Publication: The Times
mso-hansi-theme-font:minor-latin">Since the early 1990s New Hall at Cambridge University has built up an extensive and impressive collection of art by women artists. This small but strong grouping of prints by Scottish women is a significant addition.
Wilhelmina Barns-Graham’s unmistakable abstract composition is typically vibrant and locates her work in the St. Ives tradition, of which she is an important part. Sam Ainsley’s ‘Red Cocoon’ continues her fascination with that colour. Here Ainsley explores clothing and material as metaphor. Elsewhere Ashley Cook’s intimate narratives are combine photographic, geometric and drawn images.
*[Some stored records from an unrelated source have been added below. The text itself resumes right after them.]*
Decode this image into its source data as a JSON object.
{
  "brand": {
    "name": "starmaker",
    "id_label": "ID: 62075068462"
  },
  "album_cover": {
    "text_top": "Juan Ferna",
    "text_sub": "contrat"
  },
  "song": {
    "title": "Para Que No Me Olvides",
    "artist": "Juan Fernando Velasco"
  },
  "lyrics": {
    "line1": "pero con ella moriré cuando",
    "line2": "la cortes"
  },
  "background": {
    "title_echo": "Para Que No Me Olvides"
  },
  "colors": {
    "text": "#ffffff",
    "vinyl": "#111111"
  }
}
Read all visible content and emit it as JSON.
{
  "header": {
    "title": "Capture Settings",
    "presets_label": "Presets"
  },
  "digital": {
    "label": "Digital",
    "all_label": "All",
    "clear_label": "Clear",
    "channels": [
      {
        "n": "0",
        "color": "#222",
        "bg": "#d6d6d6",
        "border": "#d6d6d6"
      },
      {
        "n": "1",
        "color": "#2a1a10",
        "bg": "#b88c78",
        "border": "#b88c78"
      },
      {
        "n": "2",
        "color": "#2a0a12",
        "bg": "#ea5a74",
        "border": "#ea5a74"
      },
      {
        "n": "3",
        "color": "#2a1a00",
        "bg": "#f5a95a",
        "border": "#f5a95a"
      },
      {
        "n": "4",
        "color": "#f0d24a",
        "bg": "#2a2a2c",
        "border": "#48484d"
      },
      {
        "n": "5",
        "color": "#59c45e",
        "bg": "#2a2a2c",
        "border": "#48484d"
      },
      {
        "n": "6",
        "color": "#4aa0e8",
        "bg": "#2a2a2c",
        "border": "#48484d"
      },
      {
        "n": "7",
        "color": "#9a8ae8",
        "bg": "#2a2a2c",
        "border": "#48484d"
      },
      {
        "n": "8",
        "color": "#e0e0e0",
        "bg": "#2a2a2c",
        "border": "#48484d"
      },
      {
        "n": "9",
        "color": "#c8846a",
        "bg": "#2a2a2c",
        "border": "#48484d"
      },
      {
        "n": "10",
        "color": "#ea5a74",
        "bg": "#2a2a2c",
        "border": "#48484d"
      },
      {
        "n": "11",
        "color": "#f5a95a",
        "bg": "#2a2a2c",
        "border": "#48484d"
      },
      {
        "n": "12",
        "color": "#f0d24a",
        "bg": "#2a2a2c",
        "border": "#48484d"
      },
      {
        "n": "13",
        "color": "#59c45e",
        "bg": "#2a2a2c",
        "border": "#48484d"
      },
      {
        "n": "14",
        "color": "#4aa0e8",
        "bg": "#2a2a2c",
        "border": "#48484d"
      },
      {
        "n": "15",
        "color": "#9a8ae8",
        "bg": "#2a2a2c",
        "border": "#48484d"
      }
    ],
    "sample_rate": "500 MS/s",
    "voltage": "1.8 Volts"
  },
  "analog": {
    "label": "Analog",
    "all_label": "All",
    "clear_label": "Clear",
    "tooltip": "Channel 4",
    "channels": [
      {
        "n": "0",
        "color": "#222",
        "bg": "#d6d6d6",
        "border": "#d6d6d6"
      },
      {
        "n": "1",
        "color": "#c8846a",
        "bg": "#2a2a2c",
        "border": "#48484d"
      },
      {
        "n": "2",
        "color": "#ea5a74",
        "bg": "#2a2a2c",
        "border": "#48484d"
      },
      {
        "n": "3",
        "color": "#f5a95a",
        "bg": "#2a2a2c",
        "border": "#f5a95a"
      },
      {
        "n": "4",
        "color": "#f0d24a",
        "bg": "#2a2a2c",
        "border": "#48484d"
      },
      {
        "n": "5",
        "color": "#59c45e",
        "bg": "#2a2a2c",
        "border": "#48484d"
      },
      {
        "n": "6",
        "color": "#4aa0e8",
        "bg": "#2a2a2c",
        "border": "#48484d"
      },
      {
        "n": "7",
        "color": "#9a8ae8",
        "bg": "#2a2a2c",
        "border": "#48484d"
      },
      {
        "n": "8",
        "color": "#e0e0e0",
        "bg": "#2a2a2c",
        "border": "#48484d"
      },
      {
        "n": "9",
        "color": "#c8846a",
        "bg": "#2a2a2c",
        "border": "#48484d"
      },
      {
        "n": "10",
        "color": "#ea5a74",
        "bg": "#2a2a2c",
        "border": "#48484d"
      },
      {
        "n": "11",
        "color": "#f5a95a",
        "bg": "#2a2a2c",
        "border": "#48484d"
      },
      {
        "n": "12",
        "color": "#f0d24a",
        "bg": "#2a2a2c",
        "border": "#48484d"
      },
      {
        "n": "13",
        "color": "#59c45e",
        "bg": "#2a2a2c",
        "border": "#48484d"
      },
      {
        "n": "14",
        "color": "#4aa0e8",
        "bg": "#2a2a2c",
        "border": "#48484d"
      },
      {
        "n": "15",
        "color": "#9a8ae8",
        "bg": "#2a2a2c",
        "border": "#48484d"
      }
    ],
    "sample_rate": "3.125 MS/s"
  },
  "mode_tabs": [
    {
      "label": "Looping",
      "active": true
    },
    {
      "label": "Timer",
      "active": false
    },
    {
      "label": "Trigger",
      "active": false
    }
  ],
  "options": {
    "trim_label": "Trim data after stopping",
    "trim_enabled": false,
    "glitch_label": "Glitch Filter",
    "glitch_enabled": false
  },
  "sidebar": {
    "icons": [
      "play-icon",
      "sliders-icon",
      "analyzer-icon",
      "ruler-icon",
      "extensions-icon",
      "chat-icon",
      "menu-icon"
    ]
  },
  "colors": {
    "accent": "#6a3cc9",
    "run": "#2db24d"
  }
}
By contrast Jo Ganter uses subtler tones; her semi-abstract intaglio ‘Sienna’ exudes the kind of earthy warmth its title suggests. An etching on hand-made paper by Jacki Parry entitled ‘Implements in their places,’ continues the artist’s ongoing enquiry concerning the relationship between tools and their products.
Christine Borland’s screenprint ‘The Quickening’ demonstrates her fascination with binary oppositions (“a single object is an image, but doubled it becomes an idea”) while Elspeth Lamb June Redfern and Jacqueline Moon all add their own distinctive styles.
Ten prints for the Women’s Art Collection at New Hall
1 Cleveden Gardens
0141 334 2473
Until April 16
(also at New Hall, University of Cambridge April 29 - May 21)
A number of the the artists mentioned above can also be found at the Glasgow Print Studio. It is a demonstration of the excellent reputation of this organisation that artists as different as Christine Borland and Elizabeth Blackadder have chosen to make and exhibit work here. Since 1996 the studio has published over 100 editions of original prints including Adrian Wiszniewski’s ‘Stations of the Cross’ which explores new subject matter while displaying characteristic use of line and colour. In 1999 a suite of prints on the theme of ‘Habitat’ provoked diverse responses such as David Shrigley’s characteristically zany and humorous treatment — an etching depicting scratch marks and lists of other ‘scratchy’ objects such as cats’ claws etc. John Mackechnie’s moody screenprint ‘French Connection’ derives from his photographic exploration of America and is full of cinematographic allusion.
The playfully titled suite ‘Blueprint’ from 1997 includes work by Nathan Coley, Kenny Hunter and Jim Harold. In a philosophical vein Harold, for example, explores the way in which language is linked to imagery and colour.
In a new series of work Fiona Watson explores natural forms and patterning, such as spirals, as well as the mathematical principles which underpin them.
Sensitive Chaos — Fiona Watson
Glasgow Print Studio
22 & 25 King Street
0141 552 0704
Tues - Sat 10 - 5-30
Until May 6
mso-hansi-theme-font:minor-latin">The ever-experimental Transmission Gallery has devoted its space to a number of sound artists who will — over the next week or so — create and perform in situ.
The first work by Calum Stirling involved playing a tape of human voices through software by which the voices were converted to musical notation; this notation was then metamorphosed by the same electronic gadgetry into jazz guitar — accompanied by jazz drumming. Stirling explained that the “voices are a notorious bootleg recording from Glasgow City Council’s emergency help-line for plumbing repairs. As the call progressed the caller became increasing more hysterical and the language increasingly colourful.”
Sounds like an it’s going to be an interesting week.
mso-hansi-theme-font:minor-latin">e.g. Sometime Instant
28 King St
0141 552 4813
Until April 8
Published in The Times, Around the Galleries, 29-03-00